Humans for thousands of years have struggled against three hurdles famine, diseases and war. A much more traditional understanding to these problems would be the three horsemen of apocalypse. But today, in a world where suicide kills more than conflict, old age more than diseases and obesity more than hunger our three horsemen of apocalypse have become fables of a bygone era. Humans now need a new collective agenda, a reason for us to come together as a society, nation or humankind.
The Author is very careful to not make his book look like another Nostradamus, he leaves in doubt for his outlandish claim. Harari himself doesn’t know what the future hold for humanity, but does give us a general direction and many examples on what humans could do to move in that direction. In support of this idea, the book describes human evolution especially the domination of Homo sapiens as a mere accident. In the vast randomness of the cosmos, the birth of humanity was a random instance of luck. Not by divine providence or the inherent superiority of man, he argues that human intelligence is a collection of algorithms which can be manipulated and changed.

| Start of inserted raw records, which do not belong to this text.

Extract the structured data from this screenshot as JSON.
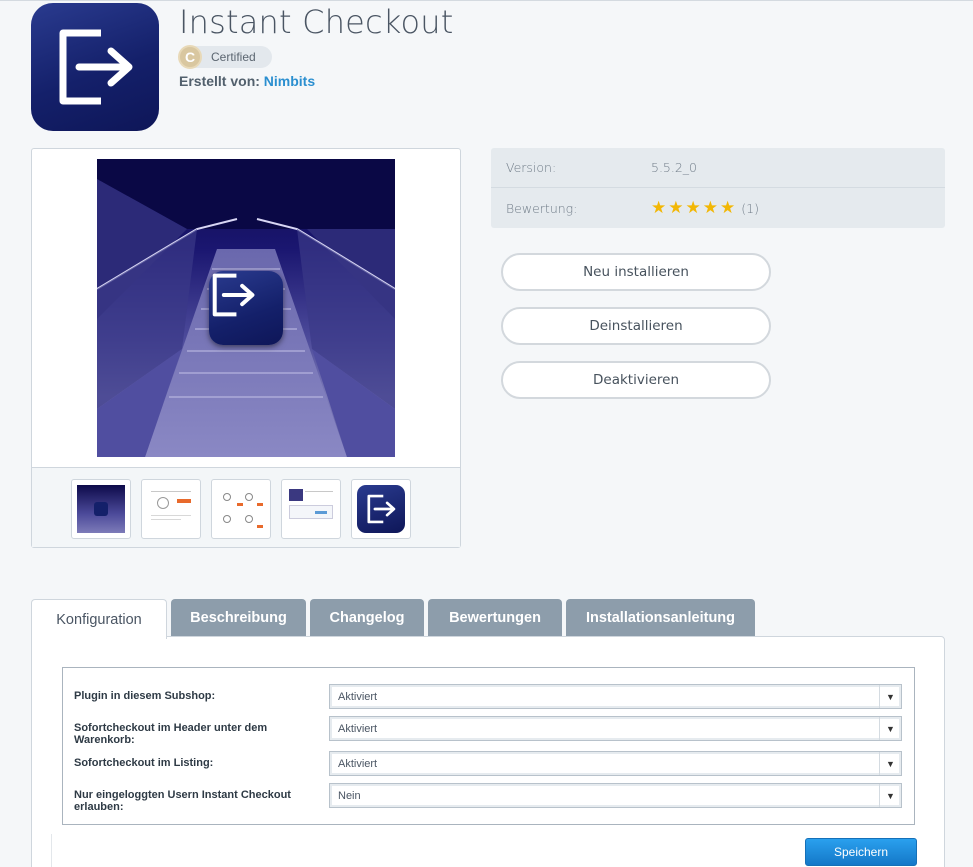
{
  "plugin": {
    "title": "Instant Checkout",
    "certified_label": "Certified",
    "author_prefix": "Erstellt von:",
    "author_name": "Nimbits",
    "icon": "exit-arrow-icon",
    "brand_color": "#14206a"
  },
  "gallery": {
    "main_image": "staircase-with-checkout-icon",
    "thumbnails": [
      {
        "name": "thumb-staircase"
      },
      {
        "name": "thumb-product-page"
      },
      {
        "name": "thumb-product-listing"
      },
      {
        "name": "thumb-shop-screenshot"
      },
      {
        "name": "thumb-app-icon"
      }
    ]
  },
  "info": {
    "version_label": "Version:",
    "version_value": "5.5.2_0",
    "rating_label": "Bewertung:",
    "rating_stars": 5,
    "rating_count": "(1)"
  },
  "actions": {
    "reinstall": "Neu installieren",
    "uninstall": "Deinstallieren",
    "deactivate": "Deaktivieren"
  },
  "tabs": [
    {
      "label": "Konfiguration",
      "active": true
    },
    {
      "label": "Beschreibung",
      "active": false
    },
    {
      "label": "Changelog",
      "active": false
    },
    {
      "label": "Bewertungen",
      "active": false
    },
    {
      "label": "Installationsanleitung",
      "active": false
    }
  ],
  "config": {
    "rows": [
      {
        "label": "Plugin in diesem Subshop:",
        "value": "Aktiviert"
      },
      {
        "label": "Sofortcheckout im Header unter dem Warenkorb:",
        "value": "Aktiviert"
      },
      {
        "label": "Sofortcheckout im Listing:",
        "value": "Aktiviert"
      },
      {
        "label": "Nur eingeloggten Usern Instant Checkout erlauben:",
        "value": "Nein"
      }
    ],
    "save_label": "Speichern"
  }
}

Here I diverged from the books premise, the idea of random luck or wining the lottery. Perhaps this is where Yuval Noah Harari’s atheistic beliefs are more visible. The writing goes into depth the idea of God and humanities relation with God. Trying to find purpose and finding reason to things happening to us. Harari scoffs it as mere limits of our intellect, where once we understood earthquakes being wrath of God is now known to be regular shifting of earths tectonic plates. But such believes leave us lacking of a greater purpose. More so, it leaves a universe devoid of reason to its creation and hopes of exploration in order to find it. My argument is that there is always an inherent purpose of everything in this universe, from the simplest known cosmic unit of quarks to the creation of massive galaxies all play important role in our cosmic slurry. Here humanity being a random creation sounds not right. Our consciousness and ability to ponder about our existence is fascinating it is the piece that allowed us to reach what we are today. Albert Einstein’s quote comes into mind ‘God does not play dice' that the laws governing our universe are not creations of randomness.

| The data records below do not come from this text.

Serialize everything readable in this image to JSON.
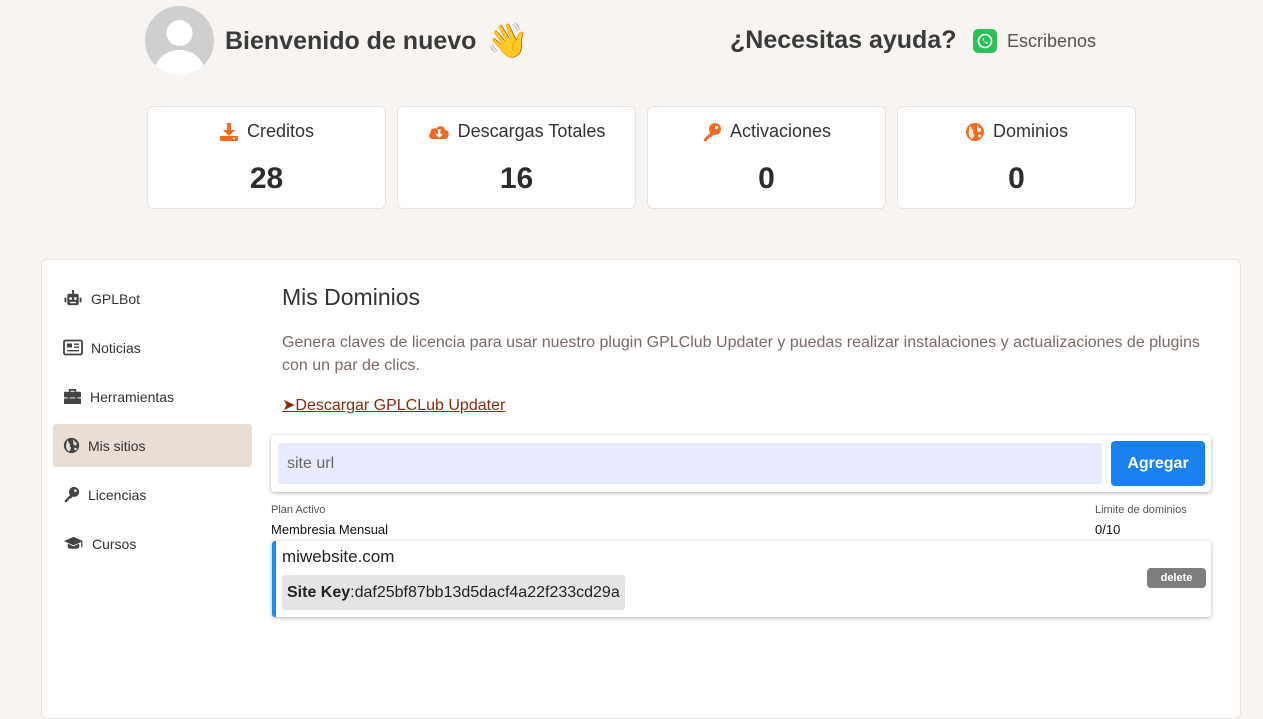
{
  "header": {
    "welcome": "Bienvenido de nuevo",
    "wave_emoji": "👋",
    "help": "¿Necesitas ayuda?",
    "contact_label": "Escribenos"
  },
  "stats": [
    {
      "label": "Creditos",
      "value": "28",
      "icon": "download-icon"
    },
    {
      "label": "Descargas Totales",
      "value": "16",
      "icon": "cloud-download-icon"
    },
    {
      "label": "Activaciones",
      "value": "0",
      "icon": "key-icon"
    },
    {
      "label": "Dominios",
      "value": "0",
      "icon": "globe-icon"
    }
  ],
  "sidebar": {
    "items": [
      {
        "label": "GPLBot",
        "icon": "robot-icon"
      },
      {
        "label": "Noticias",
        "icon": "newspaper-icon"
      },
      {
        "label": "Herramientas",
        "icon": "toolbox-icon"
      },
      {
        "label": "Mis sitios",
        "icon": "globe-icon",
        "active": true
      },
      {
        "label": "Licencias",
        "icon": "key-icon"
      },
      {
        "label": "Cursos",
        "icon": "graduation-cap-icon"
      }
    ]
  },
  "main": {
    "title": "Mis Dominios",
    "description": "Genera claves de licencia para usar nuestro plugin GPLClub Updater y puedas realizar instalaciones y actualizaciones de plugins con un par de clics.",
    "download_link": "➤Descargar GPLCLub Updater",
    "site_input_placeholder": "site url",
    "add_button": "Agregar",
    "plan_label": "Plan Activo",
    "plan_value": "Membresia Mensual",
    "limit_label": "Limite de dominios",
    "limit_value": "0/10",
    "sites": [
      {
        "domain": "miwebsite.com",
        "key_label": "Site Key",
        "key": ":daf25bf87bb13d5dacf4a22f233cd29a",
        "delete_label": "delete"
      }
    ]
  },
  "colors": {
    "accent_orange": "#f26a21",
    "primary_blue": "#1a82f0",
    "active_sidebar": "#eaddd4",
    "whatsapp_green": "#2fbf5a"
  }
}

Harari argues that the next agenda for humankind would be to lengthen our lives, finding true happiness or Nirvana and the creation of a superior form of man. The purpose of the book is written in the title, Homo Deus a new species of birth out of Homo sapiens. But this species will not be found evolving thousands of years through natural conditioning. The new man will be selectively crafted by man itself, though its collection of vast intelligent machines and data. It would be creating man for a future that we have yet to understand. The book in the end finishes off with an interesting premise, Homo sapiens are at the height of its power but at the limits of its potential.

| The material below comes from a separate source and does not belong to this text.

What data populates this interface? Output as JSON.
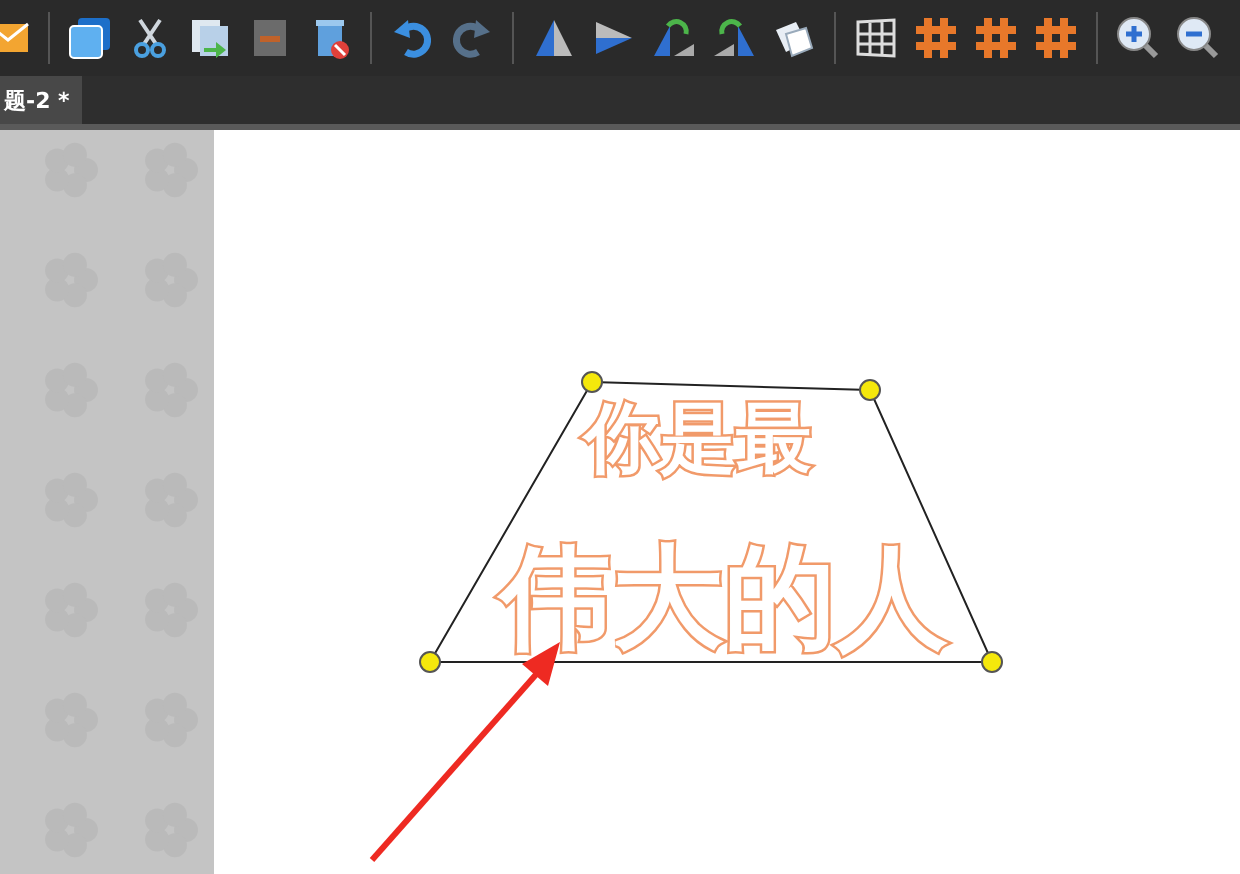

the author of this book Yuval Noah Harari is an Israeli historian teaching at the Hebrew University. The Book Homo Deus is a follow-up to his previous amazing book Homo sapiens which summarized the 75,000 years of human history. Comparing both books, I found Homo Deus much more interesting unlike the previous book Homo Deus focuses on a few ideas of human potential that too in just 400 pages. All in all, the book is very mind breaking and thought provoking. Bombarding us with questions we have never thought before and it leaves you with more question from when you start reading this book